June 14, 2016 Writing Stuff
Thumbnail image for 4 Tips for “Setting” a Mood — Guest: Becca Puglisi

The Thesaurus books by Angela Ackerman and Becca Puglisi are a must-have for every fiction author, and they now have two new Thesauri books: Urban Setting and Rural Setting. Becca’s here today to talk about how setting is important for more than just describing the time and place of our scene.

Pin It
Click here to read more

Character Development Is a Two-Edged Sword

May 26, 2016 Writing Stuff
Thumbnail image for Character Development Is a Two-Edged Sword

As writers, we do everything we can to make readers invested in our characters in some way. An invested reader is a happy reader, right?
Well, maybe not. Let’s take a look at the other side of character development.

Pin It
Click here to read more

What’s the Difference between Plot and Story?

May 3, 2016 Writing Stuff
Thumbnail image for What’s the Difference between Plot and Story?

When we first start off as writers, if someone asks us about our story, we might launch into an overview of our story’s plot.

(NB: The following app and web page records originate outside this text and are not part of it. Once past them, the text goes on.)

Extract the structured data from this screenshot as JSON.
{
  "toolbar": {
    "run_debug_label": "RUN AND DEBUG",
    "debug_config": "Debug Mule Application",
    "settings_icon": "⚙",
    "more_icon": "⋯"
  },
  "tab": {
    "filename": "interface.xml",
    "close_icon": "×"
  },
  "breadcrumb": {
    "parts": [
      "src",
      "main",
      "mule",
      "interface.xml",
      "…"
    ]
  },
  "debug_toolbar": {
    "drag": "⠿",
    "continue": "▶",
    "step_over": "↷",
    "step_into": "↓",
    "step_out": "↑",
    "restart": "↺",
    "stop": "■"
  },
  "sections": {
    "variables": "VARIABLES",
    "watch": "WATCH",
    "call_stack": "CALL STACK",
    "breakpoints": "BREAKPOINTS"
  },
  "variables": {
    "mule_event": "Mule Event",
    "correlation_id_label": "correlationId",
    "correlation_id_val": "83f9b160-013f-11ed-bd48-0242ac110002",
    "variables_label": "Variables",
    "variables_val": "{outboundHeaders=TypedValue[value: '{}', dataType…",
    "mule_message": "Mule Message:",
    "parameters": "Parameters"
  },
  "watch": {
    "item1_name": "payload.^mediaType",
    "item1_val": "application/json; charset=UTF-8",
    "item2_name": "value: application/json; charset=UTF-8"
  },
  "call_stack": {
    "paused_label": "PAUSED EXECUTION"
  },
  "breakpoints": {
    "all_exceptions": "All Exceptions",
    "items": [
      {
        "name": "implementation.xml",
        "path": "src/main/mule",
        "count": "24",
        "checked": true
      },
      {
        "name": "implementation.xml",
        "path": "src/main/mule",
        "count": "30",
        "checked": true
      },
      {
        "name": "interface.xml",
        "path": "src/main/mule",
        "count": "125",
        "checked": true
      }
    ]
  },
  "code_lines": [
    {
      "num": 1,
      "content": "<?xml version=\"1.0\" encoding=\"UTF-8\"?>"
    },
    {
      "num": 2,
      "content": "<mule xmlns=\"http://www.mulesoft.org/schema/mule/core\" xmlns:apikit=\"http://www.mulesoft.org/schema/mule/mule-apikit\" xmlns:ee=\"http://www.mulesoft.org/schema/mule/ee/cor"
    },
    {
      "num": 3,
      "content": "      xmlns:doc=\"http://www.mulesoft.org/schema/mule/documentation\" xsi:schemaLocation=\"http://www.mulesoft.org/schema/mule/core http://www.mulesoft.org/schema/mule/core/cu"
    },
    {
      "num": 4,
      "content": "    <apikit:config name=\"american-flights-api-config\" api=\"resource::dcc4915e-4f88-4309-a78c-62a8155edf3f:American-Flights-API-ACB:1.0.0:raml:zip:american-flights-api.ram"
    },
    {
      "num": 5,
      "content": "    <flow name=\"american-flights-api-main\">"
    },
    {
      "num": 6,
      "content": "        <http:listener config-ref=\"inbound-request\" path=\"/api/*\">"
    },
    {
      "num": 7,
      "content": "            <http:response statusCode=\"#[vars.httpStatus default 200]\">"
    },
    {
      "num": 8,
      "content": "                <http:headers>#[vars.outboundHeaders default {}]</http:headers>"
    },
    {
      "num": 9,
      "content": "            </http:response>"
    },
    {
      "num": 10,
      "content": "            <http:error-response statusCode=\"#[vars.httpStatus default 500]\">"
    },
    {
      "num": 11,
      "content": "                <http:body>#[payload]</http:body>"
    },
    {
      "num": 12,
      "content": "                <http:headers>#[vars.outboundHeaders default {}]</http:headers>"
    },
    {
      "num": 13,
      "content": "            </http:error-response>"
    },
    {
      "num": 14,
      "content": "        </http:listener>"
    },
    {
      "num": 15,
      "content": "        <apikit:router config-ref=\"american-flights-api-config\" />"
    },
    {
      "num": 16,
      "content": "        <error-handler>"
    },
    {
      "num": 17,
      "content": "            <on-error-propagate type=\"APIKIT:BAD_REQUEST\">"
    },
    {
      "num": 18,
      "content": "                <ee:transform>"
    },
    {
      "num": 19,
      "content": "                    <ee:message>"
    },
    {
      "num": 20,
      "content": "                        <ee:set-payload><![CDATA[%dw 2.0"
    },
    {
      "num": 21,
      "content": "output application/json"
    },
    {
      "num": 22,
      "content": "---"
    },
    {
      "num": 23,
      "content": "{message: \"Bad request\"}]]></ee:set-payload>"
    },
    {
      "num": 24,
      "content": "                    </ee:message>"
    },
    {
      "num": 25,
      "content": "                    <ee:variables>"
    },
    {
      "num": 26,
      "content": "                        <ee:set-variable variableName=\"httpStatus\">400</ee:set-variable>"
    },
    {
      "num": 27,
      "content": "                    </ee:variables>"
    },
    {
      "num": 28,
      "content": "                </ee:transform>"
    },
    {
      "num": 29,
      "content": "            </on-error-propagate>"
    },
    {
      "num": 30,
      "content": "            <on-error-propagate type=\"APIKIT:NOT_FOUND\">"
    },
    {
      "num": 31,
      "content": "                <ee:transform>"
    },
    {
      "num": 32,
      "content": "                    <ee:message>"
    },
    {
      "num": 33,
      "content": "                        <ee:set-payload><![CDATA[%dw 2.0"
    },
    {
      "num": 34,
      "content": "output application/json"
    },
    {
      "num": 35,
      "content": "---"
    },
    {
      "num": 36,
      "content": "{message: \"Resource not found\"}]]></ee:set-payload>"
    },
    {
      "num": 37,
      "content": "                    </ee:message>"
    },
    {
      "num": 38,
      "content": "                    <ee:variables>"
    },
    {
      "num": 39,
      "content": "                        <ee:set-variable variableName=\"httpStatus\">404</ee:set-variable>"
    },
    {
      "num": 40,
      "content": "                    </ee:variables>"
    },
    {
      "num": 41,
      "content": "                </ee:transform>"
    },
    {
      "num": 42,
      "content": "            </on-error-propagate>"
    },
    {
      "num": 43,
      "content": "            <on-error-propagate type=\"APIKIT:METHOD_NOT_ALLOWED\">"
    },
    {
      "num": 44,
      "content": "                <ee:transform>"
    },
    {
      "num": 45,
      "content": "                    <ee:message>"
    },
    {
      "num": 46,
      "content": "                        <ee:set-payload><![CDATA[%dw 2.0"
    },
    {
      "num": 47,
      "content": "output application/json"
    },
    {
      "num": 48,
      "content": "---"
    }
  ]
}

It’s easy to think the plot is what our story is about. But with few exceptions, story isn’t the same as plot.

Pin It
Click here to read more

Brain Science: How Do You Imagine?

April 26, 2016 Writing Stuff
Thumbnail image for Brain Science: How Do You Imagine?

Aphantasia is the term for when someone can’t imagine something in their mind–“mind blindness” or not having a “mind’s eye.” As writers, this perspective not only gives us all sorts of story and character ideas, but it can also raise many questions about the concept of imagination itself.

Pin It
Click here to read more

Subtext: Creating Layered Characters

April 21, 2016 Writing Stuff
Thumbnail image for Subtext: Creating Layered Characters

I’ve written many times about how much I love subtext, the stuff that happens between the lines. Subtext lurks in many aspects of our stories and helps immerse readers and add realism and tension. In addition, subtext can help us build layered characters.

Pin It
Click here to read more

Want to Evoke Emotions in Readers? — Guest: Marcy Kennedy

April 14, 2016 Writing Stuff
Thumbnail image for Want to Evoke Emotions in Readers?  — Guest: Marcy Kennedy

To create a great emotional story, we need to know not only the vocabulary of describing emotions, but also how we can evoke emotions in our readers. Marcy Kennedy’s here to show us how deep point of view can help us evoke those emotions we want within our readers.

Pin It
Click here to read more

Writing Building Blocks: Paragraph Breaks & Voice

April 12, 2016 Writing Stuff
Thumbnail image for Writing Building Blocks: Paragraph Breaks & Voice

From school, we’re probably all familiar with using topic sentences to break ideas into paragraphs in non-fiction, but the rules are different for fiction. Choosing where to put paragraph breaks is one of the most voice-dependent decisions we can make as writers.

Pin It
Click here to read more

How to Weave Story Elements and Avoid Info Dumps

March 10, 2016 Writing Stuff
Thumbnail image for How to Weave Story Elements and Avoid Info Dumps

Our stories consist of many elements—from backstory to dialogue—that each contribute to our story. Yet we can overdo those elements with an information dump. How can we include the different elements while making sure we don’t cross over into Info Dump Land? Let’s talk options…

Pin It
Click here to read more

Story Conflict: Villains vs. Antagonists

March 1, 2016 Writing Stuff
Thumbnail image for Story Conflict: Villains vs. Antagonists

Conflict is one of those words we all think we understand, but the writing-world meaning doesn’t have the same connotation as the non-writing meaning. Yet it’s only after understanding conflict that we’ll see the difference between antagonists and villains in storytelling.

Pin It
Click here to read more